The breadth of the collection is as impressive as the quality and detail put into restoring each piece, which more than likely was rescued from a landfill site somewhere.
“You find it wherever you find it. I used to find this stuff years ago, when it was out there,” Carey explained. “Buildings were coming down and towns were cleaning up all the old stuff, so most of it gets pillaged and cleaned out.”
Perhaps the most impressive section of Carey’s antique collection is his fleet of antique trucks. The regional vice-president of the American Truck Historical Society (ATHS) Alberta and Saskatchewan Chapters has spent the past couple of decades restoring old vehicles and has in the ballpark of 75 restored trucks in his collection.
“I’ve been collecting and restoring for about 20 years,” Carey told Truck West. “I’ve worked in the oilfield my whole life, so trucks are just a normal thing.”
Raised on a farm in rural Alberta, Carey developed an affinity for trucks at an early age and later spent time behind the wheel of a gravel truck before finding work in the oilfield.
Eventually, Carey established his own business supplying drill bits to the oilfield industry; and his company created a drill bit rental program where drillers could return the bits to be reconditioned and made available to other customers.
Across the street from the drill bit shop is Carey’s restoration shop. A team of mechanics works away in the shop breathing life into an assortment of rusted chassis.
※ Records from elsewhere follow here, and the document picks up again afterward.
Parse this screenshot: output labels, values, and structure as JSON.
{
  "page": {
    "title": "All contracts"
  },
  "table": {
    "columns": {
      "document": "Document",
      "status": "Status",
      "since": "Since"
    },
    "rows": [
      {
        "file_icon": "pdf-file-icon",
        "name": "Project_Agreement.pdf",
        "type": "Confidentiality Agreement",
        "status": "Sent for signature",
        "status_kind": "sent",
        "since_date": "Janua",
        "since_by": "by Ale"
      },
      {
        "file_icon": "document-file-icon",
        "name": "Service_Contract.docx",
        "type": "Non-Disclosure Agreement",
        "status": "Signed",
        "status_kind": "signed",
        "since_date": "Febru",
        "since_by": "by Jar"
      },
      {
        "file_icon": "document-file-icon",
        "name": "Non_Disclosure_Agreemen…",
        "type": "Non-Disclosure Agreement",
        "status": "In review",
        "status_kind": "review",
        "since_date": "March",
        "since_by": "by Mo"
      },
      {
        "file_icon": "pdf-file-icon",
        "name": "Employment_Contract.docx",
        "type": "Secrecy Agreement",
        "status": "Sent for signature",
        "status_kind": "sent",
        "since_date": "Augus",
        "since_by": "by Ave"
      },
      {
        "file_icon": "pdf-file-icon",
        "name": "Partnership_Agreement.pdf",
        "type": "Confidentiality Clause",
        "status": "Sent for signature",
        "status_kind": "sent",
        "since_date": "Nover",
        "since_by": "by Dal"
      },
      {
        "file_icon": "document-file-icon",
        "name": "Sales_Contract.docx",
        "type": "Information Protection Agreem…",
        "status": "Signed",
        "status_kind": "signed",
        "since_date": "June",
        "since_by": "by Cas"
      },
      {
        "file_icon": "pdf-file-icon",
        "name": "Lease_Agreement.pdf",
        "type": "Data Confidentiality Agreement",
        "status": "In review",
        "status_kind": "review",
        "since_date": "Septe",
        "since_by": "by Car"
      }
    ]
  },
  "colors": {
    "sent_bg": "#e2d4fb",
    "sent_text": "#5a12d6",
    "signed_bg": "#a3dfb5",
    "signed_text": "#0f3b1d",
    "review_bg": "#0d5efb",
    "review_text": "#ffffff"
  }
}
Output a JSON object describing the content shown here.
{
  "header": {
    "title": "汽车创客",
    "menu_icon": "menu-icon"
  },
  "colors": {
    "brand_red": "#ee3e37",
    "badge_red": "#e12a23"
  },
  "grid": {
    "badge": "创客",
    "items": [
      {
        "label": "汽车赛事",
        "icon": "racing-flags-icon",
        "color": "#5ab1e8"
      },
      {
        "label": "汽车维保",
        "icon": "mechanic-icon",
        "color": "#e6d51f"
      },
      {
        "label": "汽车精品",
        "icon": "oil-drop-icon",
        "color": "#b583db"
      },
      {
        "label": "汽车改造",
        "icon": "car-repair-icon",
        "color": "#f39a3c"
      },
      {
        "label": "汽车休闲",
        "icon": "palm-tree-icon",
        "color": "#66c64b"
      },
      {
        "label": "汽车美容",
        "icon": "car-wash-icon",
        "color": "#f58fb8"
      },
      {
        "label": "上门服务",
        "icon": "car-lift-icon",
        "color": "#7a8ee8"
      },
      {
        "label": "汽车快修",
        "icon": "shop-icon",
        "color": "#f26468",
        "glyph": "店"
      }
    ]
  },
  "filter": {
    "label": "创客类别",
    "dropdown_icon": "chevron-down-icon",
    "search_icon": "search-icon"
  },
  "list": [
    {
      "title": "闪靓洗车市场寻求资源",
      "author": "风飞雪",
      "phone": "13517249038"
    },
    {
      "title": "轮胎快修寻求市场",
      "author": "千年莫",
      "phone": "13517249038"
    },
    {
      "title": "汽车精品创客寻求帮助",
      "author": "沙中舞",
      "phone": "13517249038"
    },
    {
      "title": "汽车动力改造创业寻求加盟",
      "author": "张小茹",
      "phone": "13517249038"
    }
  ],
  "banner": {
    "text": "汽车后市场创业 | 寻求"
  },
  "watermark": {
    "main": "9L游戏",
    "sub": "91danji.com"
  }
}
At the time, Carey was restoring one of the first Mack Trucks, built back in 1912. Carey is already the owner of a restored Mack army truck built in 1917 and a 1923 Kelly Springfield.
“A lot of people ask me for a favourite, but there’s lots of favourites in there,” noted Carey. “There are a lot of neat trucks in that fleet.”
With a substantially sized antique truck fleet and the space needed in his restoration shop to work on current projects, Carey had to find a space to house his personal collection.
Pioneer Acres began as a farm machinery and thresher museum, situated in a rural location 45 minutes east of Calgary on the outskirts of the barely 1,000 person town of Irricana, Alta.
In the summer of 1999, Carey established a building on the Irricana site as a home for his collection and an opportunity for others to enjoy his labour.
With one building filled with Carey’s vehicles and gas station memorabilia, members of the Alberta chapter of the ATHS decided to erect a second building for its antique trucks and add to the truck portion of Pioneer Acres.
“We’d been talking about it for a number of years, but we didn’t get started on it until 2004,” explained Paul Rubak, a member of the ATHS and an established trucking industry veteran. “Headed by a committee of three with Harry Reding, past-president of our chapter as chairman, committee members Murray Wise, president of Pioneer Acres and Alex Lewoniuk, Alberta chapter member, the building was erected and officially opened Aug. 7, 2004.”
The second truck building at the Pioneer Acres site is lined with trucks owned by other members of the ATHS Alberta Chapter. All the trucks on display are in running order and restored to like-new condition, even though some needed little work to be brought back to life.
“It’s a group of people who are involved with the Truck Historical Society who have decided to do this and donate it to Pioneer Acres,” noted Rubak. “It does give the members a place to store vehicles if they so desire, if they wish to have a stall.”
The Pioneer Acres site is host to about 70 trucks now and during the second weekend in August the society puts on a performance for a Heritage Day celebration, which saw more than 100 trucks in attendance last year. The seasonal museum is open to the public from May until the end of September.
Looking the world over
Although the museum display is only open during the summer season, collecting and restoring antique vehicles is a year-round hobby; and has taken Carey around the world to locate rare trucks.
“I have one that came over from New Zealand, that yellow 1913 Benz. It’s one of the rarest and toughest restorations we ever did,” explained Carey. “We start by tearing it all apart and building what you need for it. It took about 10 years to build that truck.”
When Carey purchased his first antique truck and set about restoring it, he had no idea his collection would grow to be as large as it is today.
“Every year we say we’re going to quit, but then we start a few more. There’s only a couple more out there that aren’t here to be fixed,” he added. “It’s interesting to take an old rusted vehicle and make something out of it. It’s looks really nice when it’s all done, but it’s the challenge of building it. I like doing things people say can’t be done.”